# WHAT TO DO
Copy each line below that has "false".

# STORED DATA

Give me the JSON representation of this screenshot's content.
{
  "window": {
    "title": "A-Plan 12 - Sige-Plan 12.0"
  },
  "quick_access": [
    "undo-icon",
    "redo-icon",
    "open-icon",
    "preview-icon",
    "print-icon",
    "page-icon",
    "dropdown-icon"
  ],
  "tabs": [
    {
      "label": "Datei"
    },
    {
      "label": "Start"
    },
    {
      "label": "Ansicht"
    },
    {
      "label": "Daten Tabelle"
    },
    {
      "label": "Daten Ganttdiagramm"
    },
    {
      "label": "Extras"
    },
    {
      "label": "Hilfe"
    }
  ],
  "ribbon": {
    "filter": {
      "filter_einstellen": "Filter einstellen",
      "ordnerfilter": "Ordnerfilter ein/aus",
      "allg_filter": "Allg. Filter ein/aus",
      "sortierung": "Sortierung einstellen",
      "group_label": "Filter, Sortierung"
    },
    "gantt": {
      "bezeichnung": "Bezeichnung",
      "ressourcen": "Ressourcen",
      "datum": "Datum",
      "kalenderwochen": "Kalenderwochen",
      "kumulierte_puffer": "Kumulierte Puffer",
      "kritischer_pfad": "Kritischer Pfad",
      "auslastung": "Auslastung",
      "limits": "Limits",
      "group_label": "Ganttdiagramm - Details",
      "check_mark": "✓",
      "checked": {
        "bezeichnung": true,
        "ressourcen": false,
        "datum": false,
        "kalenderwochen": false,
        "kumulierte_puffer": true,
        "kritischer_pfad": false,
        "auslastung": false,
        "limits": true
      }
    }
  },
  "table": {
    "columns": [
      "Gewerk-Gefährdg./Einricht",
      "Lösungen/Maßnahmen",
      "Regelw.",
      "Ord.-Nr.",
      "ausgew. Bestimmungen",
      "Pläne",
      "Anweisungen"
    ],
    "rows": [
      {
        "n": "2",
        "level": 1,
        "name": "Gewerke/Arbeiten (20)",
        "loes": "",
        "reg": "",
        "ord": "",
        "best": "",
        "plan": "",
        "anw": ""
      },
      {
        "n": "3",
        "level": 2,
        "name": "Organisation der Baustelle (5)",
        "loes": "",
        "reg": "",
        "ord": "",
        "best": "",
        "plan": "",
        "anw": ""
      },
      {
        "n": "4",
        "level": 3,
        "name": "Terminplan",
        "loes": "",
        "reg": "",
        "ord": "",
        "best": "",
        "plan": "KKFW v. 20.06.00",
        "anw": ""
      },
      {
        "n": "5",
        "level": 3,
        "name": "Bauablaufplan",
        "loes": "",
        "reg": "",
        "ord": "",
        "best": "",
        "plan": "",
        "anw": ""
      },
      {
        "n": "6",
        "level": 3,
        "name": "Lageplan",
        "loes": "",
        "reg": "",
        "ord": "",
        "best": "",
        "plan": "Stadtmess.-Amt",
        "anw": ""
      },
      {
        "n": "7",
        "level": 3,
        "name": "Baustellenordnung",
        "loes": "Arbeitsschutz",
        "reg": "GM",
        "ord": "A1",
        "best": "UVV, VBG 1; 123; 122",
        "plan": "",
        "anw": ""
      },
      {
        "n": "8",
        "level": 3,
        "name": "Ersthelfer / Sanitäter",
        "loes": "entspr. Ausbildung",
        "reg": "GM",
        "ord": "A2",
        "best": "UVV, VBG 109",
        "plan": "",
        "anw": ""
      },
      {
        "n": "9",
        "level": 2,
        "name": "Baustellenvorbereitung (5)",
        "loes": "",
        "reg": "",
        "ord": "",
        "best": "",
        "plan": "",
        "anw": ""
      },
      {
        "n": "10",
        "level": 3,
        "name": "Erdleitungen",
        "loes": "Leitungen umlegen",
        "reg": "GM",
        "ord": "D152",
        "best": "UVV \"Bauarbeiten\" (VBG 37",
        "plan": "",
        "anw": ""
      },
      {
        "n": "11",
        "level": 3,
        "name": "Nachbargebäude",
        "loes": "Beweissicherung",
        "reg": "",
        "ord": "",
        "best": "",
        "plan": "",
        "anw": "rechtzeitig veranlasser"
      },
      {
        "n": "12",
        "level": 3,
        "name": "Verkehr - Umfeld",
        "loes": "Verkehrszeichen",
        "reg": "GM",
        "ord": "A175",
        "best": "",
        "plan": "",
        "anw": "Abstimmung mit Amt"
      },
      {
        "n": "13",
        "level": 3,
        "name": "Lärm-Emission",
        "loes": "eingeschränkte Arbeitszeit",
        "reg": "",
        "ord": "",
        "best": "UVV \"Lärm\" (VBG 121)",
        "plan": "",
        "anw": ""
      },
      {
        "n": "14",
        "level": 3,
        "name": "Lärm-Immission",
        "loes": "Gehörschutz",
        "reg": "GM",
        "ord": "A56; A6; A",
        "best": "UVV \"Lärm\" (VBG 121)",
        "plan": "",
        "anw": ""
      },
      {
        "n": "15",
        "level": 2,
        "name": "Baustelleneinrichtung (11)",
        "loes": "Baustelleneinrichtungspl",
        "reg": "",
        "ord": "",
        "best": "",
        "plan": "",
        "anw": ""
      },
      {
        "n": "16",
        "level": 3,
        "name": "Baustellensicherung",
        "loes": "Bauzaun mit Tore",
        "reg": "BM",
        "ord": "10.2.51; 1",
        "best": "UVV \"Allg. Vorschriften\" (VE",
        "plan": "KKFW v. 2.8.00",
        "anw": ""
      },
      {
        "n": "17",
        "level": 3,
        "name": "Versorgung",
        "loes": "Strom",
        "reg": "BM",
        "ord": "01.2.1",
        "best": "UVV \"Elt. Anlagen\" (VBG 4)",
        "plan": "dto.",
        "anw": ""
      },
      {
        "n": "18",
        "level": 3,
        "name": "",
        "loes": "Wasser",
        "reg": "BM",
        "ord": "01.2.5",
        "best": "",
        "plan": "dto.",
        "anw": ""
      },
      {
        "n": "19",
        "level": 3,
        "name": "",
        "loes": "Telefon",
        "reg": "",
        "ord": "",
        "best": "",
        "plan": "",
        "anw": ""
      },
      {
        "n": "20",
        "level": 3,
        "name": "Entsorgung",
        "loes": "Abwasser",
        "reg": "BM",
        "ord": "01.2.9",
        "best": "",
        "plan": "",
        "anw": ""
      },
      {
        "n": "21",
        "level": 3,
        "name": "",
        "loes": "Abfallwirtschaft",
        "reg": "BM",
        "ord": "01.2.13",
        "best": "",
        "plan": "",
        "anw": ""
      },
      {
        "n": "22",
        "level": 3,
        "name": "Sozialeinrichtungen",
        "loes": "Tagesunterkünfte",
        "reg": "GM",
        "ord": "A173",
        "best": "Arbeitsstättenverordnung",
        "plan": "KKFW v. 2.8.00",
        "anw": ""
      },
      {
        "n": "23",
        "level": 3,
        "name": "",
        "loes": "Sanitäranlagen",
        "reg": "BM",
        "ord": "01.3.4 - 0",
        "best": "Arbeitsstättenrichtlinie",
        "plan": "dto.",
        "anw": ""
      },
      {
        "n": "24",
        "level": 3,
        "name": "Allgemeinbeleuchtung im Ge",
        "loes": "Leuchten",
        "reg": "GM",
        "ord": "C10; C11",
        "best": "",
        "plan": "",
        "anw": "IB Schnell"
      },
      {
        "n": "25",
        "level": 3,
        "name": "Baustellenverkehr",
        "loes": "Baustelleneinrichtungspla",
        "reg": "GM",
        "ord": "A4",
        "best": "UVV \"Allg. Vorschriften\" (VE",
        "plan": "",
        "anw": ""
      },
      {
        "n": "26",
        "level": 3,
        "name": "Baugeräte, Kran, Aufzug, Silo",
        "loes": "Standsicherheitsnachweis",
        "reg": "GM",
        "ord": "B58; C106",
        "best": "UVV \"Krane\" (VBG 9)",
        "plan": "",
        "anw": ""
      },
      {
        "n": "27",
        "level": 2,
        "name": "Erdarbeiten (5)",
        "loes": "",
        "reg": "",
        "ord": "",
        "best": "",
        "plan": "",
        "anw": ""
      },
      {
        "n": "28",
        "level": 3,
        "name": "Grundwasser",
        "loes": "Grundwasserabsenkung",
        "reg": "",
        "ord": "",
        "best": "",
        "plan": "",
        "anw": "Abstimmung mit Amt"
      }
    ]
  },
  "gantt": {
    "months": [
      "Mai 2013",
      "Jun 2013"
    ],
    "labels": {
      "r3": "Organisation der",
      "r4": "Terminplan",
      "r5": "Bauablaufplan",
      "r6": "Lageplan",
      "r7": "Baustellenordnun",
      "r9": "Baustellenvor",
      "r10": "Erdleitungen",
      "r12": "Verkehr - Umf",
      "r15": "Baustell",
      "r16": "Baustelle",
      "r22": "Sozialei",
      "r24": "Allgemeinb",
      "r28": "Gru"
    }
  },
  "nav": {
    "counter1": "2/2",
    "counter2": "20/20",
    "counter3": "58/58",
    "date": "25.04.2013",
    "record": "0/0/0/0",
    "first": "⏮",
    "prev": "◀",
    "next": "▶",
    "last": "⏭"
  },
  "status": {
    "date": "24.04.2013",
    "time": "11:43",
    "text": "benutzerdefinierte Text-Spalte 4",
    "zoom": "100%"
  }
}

# WRITTEN RESPONSE
        "ressourcen": false,
        "datum": false,
        "kalenderwochen": false,
        "kritischer_pfad": false,
        "auslastung": false,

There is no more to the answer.